Unrestricted cleavage, but no underboob and no nipples. That’s one of the big points in Twitch’s new community guidelines on nudity and attire, which have gotten yet another revision after previous rules were too vague to be useful. Now, Twitch is getting ridiculously, hilariously specific – and that’s probably for the best.
Streamers are not allowed to expose “genitals or buttocks”, Twitch says in the new rules, nor can they show the “visible outline of genitals, even when covered”. For even more extreme specificity, here you go: all streamers must “must cover the area extending from your hips to the bottom of your pelvis and buttocks”.
“For those who present as women” – I cannot believe Twitch did not learn the lesson of ‘female-presenting nipples – “we ask that you cover your nipples. We do not permit exposed underbust. Cleavage is unrestricted as long as these coverage requirements are met.” Relevant “coverage” must also be opaque – no see-through clothes to smoothly expose your junk, sorry.

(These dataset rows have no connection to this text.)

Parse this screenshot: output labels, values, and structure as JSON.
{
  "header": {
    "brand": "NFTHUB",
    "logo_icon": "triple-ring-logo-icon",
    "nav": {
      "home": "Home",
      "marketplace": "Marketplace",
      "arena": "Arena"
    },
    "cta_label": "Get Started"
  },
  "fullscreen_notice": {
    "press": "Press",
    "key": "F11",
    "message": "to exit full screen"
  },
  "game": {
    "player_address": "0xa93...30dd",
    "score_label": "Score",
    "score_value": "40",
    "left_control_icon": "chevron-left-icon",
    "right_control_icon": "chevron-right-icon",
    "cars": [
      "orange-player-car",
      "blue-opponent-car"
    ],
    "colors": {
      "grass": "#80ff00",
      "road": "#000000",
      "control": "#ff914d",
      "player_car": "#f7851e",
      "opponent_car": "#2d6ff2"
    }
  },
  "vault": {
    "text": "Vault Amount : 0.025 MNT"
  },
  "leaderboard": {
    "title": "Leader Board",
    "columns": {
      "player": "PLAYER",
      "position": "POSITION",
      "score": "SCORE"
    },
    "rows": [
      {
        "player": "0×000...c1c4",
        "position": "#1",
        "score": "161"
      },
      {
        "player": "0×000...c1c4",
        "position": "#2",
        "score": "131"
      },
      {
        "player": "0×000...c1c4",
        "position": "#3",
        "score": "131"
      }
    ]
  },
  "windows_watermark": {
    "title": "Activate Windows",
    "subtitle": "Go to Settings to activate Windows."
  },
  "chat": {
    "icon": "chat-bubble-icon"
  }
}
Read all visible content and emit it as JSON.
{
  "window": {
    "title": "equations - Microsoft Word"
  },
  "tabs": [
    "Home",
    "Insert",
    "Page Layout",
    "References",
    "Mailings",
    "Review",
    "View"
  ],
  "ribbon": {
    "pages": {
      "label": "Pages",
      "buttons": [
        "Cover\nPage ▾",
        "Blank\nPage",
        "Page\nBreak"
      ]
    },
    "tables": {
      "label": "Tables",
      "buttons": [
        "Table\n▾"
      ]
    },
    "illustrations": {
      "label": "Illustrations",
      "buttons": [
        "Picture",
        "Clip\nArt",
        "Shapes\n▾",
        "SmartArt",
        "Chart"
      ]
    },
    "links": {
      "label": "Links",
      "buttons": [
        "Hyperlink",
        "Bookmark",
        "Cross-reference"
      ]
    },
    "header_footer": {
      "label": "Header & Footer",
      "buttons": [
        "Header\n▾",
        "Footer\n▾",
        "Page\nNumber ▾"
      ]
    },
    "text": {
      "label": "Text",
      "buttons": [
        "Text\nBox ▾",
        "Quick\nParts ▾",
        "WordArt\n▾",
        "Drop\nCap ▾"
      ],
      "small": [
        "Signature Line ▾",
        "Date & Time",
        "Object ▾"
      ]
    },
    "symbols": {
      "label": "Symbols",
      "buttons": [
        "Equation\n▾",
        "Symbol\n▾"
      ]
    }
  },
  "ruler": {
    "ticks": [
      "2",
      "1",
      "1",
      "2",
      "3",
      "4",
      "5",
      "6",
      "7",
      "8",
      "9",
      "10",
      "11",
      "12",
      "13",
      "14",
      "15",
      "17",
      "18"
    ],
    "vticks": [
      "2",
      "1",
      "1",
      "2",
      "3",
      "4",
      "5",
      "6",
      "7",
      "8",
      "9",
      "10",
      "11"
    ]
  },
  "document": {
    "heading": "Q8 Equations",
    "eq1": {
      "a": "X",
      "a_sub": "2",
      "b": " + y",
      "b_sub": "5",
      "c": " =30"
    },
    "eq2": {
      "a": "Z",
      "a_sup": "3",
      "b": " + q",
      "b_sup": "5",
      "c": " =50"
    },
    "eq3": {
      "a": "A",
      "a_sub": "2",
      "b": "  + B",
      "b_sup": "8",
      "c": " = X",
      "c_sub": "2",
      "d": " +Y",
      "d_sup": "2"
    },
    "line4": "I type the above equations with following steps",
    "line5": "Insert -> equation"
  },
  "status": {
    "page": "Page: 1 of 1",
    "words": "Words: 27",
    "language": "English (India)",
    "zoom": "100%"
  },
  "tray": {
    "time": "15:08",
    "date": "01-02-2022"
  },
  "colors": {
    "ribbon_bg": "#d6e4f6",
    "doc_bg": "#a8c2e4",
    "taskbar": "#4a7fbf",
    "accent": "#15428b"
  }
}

There are specific exceptions to the rules here and there. IRL streamers won’t be on the hook if, say, a streaker runs by in the background, but they will be expected to take action to avoid that sort of thing. Swimsuits are fine if you’re on a beach, body-painting is fine as long as women have pasties and everyone has their butts and genitals covered. Also, you’re fine if you’re “actively breastfeeding a child on stream.”
Probably gonna want to avoid streaming any sex games, though.
Previous versions of the rules were focused on context, with phrasing like attire “should be appropriate for a public street, mall, or restaurant”. That didn’t do much to either make the rules clear or dissuade some viewers from harassing women of perceived violations. Hopefully, the substantially more specific rules will help – and if nothing else, it’s given us delightfully ludicrous terms like ‘unrestricted cleavage’.